Hydroelectric dams have particularly come under fire during the past two decades, as the cost of their operation becomes greater than the profits to be made from their power generation. Other forms of renewable energy and the low cost of natural gas have made their contribution to the electric grid negligible in some regions. There are currently about 1,000 hydroelectric dams regulated by the Federal Energy Regulatory Commission and over 53 hydropower operations run by the Bureau of Reclamation, which operates the country’s largest, “multi-purpose,” dams that produce more than 30 megawatts of electricity.

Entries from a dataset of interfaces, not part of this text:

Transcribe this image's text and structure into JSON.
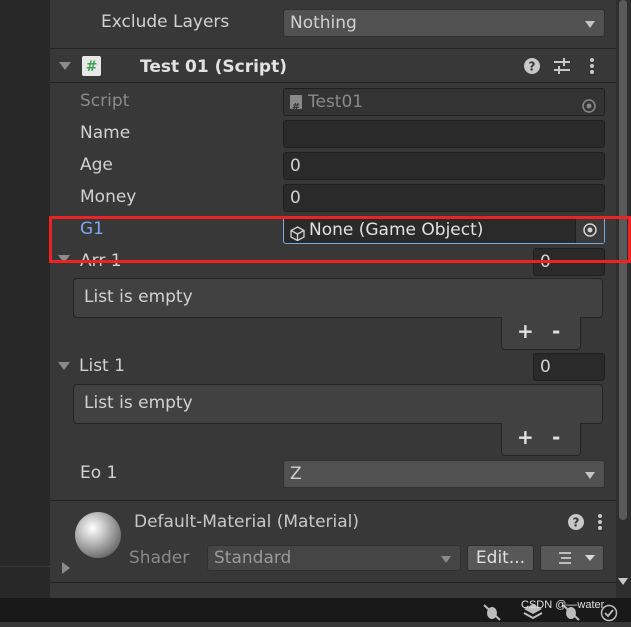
{
  "top_fields": {
    "exclude_layers_label": "Exclude Layers",
    "exclude_layers_value": "Nothing"
  },
  "component": {
    "title": "Test 01 (Script)",
    "script_label": "Script",
    "script_value": "Test01",
    "name_label": "Name",
    "name_value": "",
    "age_label": "Age",
    "age_value": "0",
    "money_label": "Money",
    "money_value": "0",
    "g1_label": "G1",
    "g1_value": "None (Game Object)",
    "arr1_label": "Arr 1",
    "arr1_size": "0",
    "arr1_empty": "List is empty",
    "list1_label": "List 1",
    "list1_size": "0",
    "list1_empty": "List is empty",
    "add_label": "+",
    "remove_label": "-",
    "eo1_label": "Eo 1",
    "eo1_value": "Z"
  },
  "material": {
    "title": "Default-Material (Material)",
    "shader_label": "Shader",
    "shader_value": "Standard",
    "edit_label": "Edit..."
  },
  "watermark": "CSDN @—water",
  "icons": {
    "script": "script-hash-icon",
    "help": "help-icon",
    "presets": "presets-icon",
    "menu": "kebab-menu-icon",
    "object_picker": "object-picker-icon",
    "gameobject": "cube-icon"
  },
  "colors": {
    "highlight": "#ee2222",
    "g1_label": "#7ea6f0",
    "script_icon": "#3da34f"
  }
}
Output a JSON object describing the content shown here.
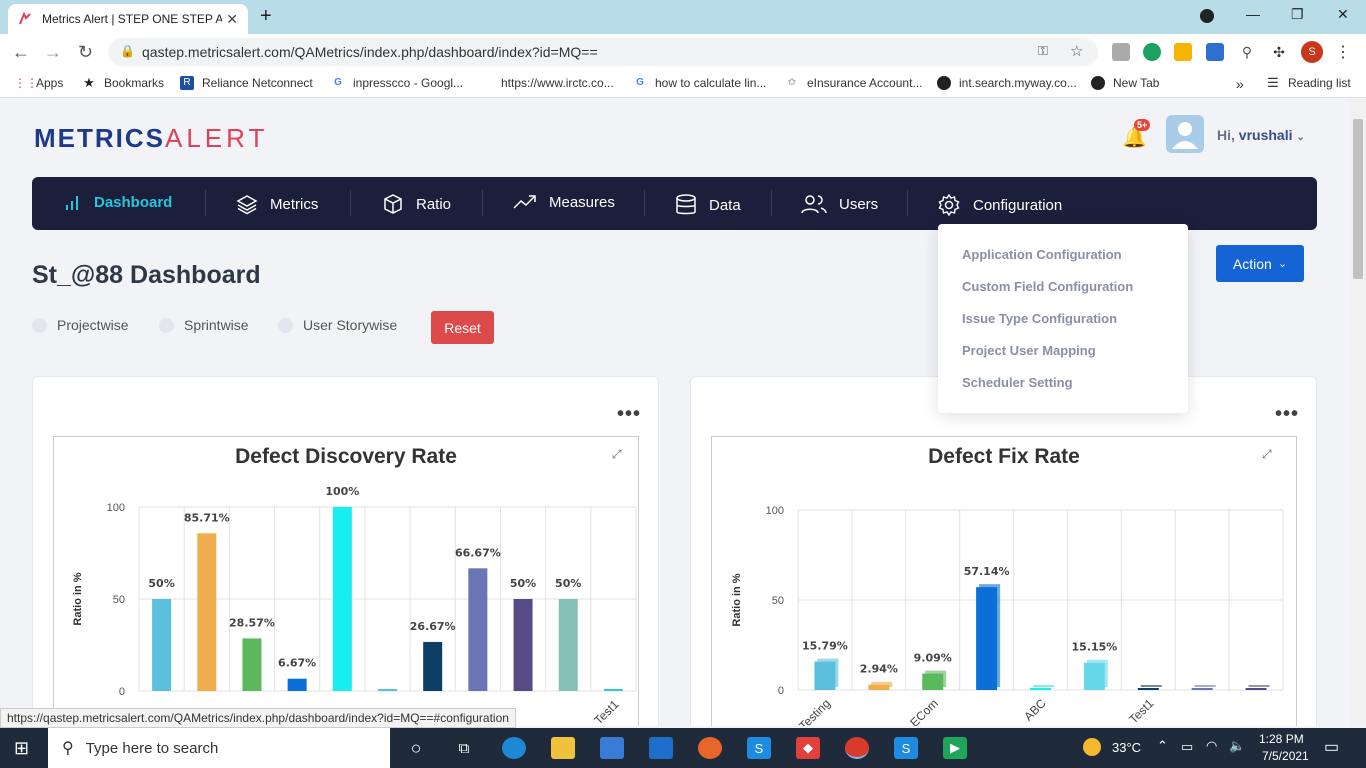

The Federal Energy Regulatory Commission is in charge of issuing operating licenses for hydroelectric dams — which are usually set at around 50 years. Almost 190 dams licenses are set to expire within the next few years, and their owners will have to decide whether to comply with new environmental regulations, pay for repairs or take them down.
“Someday, down the road, if we don’t remove the dams, they will have to be addressed,” said Paul Houser, a professor in the department of geography and geoinformation science at George Mason University and former Bureau of Reclamation employee.
That’s what the power companies are looking at. They can make money on it right now and for the next few decades, but eventually, we’re going to have to spend more money than it’s worth, Houser said.
That time is coming, or really, it’s here. 2018 was a record-breaking year for dam removals according to American Rivers, which maintains a database of dam removals in the United States. Ninety-nine dams were taken down last year, and 2017 followed close on its heels with 91 removals.
Each dam removal is unique, a massive feat in reverse engineering, and expensive. “There’s still a lot we don’t know, but we know a lot more than we did five years ago, and we know a lot more than we did 10 years ago,” said Amy East, a research geologist with the U.S. Geological Survey who worked on several large dam removals.
Scientists and engineers are still figuring out how to take down the concrete structures, and how to navigate the wild and human environments that have taken shape around them.
Lall, at the Columbia University Water Center, explained that there’s another element of dam removals that will come to a head in the coming years: what will the communities that have come to rely on them do?
There are safety and economic changes afoot, but there’s also a cultural shift which those who have lived along the reservoirs, or relied on irrigation farming are acutely aware of.
They see it differently. As one rancher in California explained, the dams once gave his community power, and “It’s a hard pill to swallow to see good infrastructure taken out.”
But as some dams hit their 100th birthdays, the chances of that infrastructure remaining good look bleak.
Correction: An earlier version incorrectly reported that the rise of big dams accompanied the ascent of Theodore Roosevelt. It should have read Franklin D. Roosevelt.